Pikliz: A Hot Taste of Haiti That Goes With Everything
I made a BIG mistake when I tried my first taste of pikliz. It was lunchtime at La Sirene, the stylish restaurant set within the equally elegant Marriott Port-au-Prince. A steaming hot plate of kibi had just been set before me. Accompanying it, a piquant mash of moist veggies. It looked a lot like coleslaw to me, only minus the mayo, which always counts as a good thing to me.
The waiter lunged at me, alarm in his eyes, but, it was too late. I had already heaped a more than healthy helping of pikliz in my mouth… and my mouth was absolutely…
Yeah, pikliz may look harmless, but it’s plenty potent in the heat department. Pickled cabbage, carrots, and some combination of bell peppers, onions, scallions, and fiery Scotch Bonnet peppers come together to make this super-spicy and uniquely Haitian condiment.
Like pepper sauce across much of the English-speaking Caribbean, pikliz is served with just about everything in Haiti. Breakfast, lunch, or dinner; chicken, meat, seafood, or veggies – pikliz pairs nicely with it all.
Here’s how you can make a batch of your own…
Also, you might want to label your container to ensure no one makes the same silly mistake I did.
Pikliz, like pepper sauce across much of the English-speaking Caribbean, is served with just about everything in Haiti. Breakfast, lunch, or dinner; chicken, meat, seafood, or veggies – pikliz pairs nicely with it all.
- 2 cups thinly sliced white cabbage
- 1 onion, halved and thinly sliced
- 1 cup grated carrots
- 1 cup seeded and thinly sliced green, red or yellow bell pepper
- 2 scallions, thinly sliced
- 1/2 cup of freshly squeezed lime juice
- 1 cup of white vinegar
- 1 ¼ teaspoon black pepper
- 1 teaspoon salt
- 2-4 Scotch Bonnet Peppers sliced or chopped (seeds included)
- Place your cabbage, onion, carrots, bell peppers, and scallions in a large bowl and toss thoroughly.
- Combine white vinegar, lime juice, hot peppers, salt, and black pepper in a large jar with a tight-fitting lid.

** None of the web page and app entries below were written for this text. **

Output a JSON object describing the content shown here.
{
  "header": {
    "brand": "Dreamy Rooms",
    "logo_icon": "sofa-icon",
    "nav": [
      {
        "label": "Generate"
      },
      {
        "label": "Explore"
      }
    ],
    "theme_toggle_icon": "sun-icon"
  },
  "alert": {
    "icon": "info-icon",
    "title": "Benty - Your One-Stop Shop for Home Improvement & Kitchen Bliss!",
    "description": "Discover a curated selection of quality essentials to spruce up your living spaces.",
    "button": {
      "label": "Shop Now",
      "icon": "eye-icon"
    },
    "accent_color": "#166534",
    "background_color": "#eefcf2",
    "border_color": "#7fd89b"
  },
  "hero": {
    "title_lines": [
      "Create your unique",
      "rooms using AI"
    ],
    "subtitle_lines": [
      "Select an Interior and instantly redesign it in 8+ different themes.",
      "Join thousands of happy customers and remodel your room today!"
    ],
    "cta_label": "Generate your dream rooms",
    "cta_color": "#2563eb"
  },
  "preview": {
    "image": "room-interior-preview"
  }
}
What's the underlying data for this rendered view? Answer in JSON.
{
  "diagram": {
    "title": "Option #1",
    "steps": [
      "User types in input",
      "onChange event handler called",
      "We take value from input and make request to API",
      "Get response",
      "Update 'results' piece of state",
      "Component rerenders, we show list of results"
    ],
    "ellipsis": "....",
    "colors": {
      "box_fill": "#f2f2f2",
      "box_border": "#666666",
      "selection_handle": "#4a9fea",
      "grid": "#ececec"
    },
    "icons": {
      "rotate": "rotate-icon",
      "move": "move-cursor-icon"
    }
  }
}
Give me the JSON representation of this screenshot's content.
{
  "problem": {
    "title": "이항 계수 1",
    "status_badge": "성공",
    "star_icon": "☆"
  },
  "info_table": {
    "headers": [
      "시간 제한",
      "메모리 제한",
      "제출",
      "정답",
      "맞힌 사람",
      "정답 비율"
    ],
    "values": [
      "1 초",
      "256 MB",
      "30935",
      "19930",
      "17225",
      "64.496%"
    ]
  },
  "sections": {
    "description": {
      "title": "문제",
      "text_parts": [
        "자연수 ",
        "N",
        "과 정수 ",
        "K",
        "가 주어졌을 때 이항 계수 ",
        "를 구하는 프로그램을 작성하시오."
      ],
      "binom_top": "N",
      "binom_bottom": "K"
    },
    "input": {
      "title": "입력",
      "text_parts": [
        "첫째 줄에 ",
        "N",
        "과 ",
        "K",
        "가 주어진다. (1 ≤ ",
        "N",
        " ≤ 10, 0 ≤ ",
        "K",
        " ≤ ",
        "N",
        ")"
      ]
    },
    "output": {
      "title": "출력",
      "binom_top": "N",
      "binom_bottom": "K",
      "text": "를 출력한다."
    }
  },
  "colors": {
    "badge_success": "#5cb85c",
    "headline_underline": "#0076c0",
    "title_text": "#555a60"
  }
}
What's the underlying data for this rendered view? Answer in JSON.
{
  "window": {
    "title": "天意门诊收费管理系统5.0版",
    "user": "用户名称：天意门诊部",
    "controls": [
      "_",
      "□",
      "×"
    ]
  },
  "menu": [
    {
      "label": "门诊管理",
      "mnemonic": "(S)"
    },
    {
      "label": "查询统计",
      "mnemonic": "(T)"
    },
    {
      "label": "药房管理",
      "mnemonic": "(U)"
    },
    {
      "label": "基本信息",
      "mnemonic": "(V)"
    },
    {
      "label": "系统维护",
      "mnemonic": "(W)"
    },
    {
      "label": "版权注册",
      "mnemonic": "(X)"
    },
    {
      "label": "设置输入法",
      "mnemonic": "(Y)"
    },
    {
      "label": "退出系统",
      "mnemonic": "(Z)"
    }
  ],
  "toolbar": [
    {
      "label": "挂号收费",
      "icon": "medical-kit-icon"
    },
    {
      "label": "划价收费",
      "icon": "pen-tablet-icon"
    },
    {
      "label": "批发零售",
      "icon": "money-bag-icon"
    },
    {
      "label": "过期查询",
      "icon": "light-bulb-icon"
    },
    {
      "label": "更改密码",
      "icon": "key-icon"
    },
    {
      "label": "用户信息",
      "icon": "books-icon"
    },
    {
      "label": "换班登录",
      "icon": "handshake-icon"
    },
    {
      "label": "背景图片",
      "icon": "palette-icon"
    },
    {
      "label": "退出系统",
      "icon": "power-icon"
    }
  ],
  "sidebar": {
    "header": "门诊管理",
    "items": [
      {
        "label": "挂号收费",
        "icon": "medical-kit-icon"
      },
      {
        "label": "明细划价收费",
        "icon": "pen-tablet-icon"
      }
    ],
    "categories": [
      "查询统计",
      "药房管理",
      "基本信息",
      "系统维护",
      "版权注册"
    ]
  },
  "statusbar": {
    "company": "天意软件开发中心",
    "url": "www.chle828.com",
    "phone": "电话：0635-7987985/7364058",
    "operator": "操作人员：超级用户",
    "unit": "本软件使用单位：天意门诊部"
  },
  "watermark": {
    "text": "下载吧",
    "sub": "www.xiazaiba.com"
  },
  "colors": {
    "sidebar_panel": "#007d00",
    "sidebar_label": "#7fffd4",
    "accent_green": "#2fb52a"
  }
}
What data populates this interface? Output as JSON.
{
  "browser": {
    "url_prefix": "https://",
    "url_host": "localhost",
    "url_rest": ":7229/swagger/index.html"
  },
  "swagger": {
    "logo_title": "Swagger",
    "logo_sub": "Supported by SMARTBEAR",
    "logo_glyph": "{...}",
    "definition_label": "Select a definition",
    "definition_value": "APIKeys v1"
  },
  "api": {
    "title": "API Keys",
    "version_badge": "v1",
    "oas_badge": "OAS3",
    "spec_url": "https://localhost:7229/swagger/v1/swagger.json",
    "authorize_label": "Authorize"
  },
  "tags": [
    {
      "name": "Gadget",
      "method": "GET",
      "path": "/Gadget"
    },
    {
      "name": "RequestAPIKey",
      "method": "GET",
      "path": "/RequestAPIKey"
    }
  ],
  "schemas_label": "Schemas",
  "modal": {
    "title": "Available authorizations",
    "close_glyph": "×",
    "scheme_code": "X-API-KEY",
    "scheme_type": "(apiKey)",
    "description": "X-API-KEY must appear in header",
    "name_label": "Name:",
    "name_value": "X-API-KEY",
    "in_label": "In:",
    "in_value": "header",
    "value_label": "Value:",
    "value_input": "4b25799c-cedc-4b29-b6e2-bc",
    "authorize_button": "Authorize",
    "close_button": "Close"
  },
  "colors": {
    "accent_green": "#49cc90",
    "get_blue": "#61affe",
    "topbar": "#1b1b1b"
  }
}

- Add your veggies into the liquid-filled jar, ensuring to pack them down tightly so that they’re all submerged.
- Close the lid tightly and let your pikliz sit anywhere from a few hours to several days. Note: the longer you leave it, the spicier it will get!!
- Store your pikliz covered in your refrigerator and enjoy a spicy taste of Haiti on all your meals! (A batch like this should keep about three weeks.)
Amount Per Serving: Calories: 42Total Fat: 0gSaturated Fat: 0gTrans Fat: 0gUnsaturated Fat: 0gCholesterol: 0mgSodium: 225mgCarbohydrates: 9gFiber: 2gSugar: 4gProtein: 1g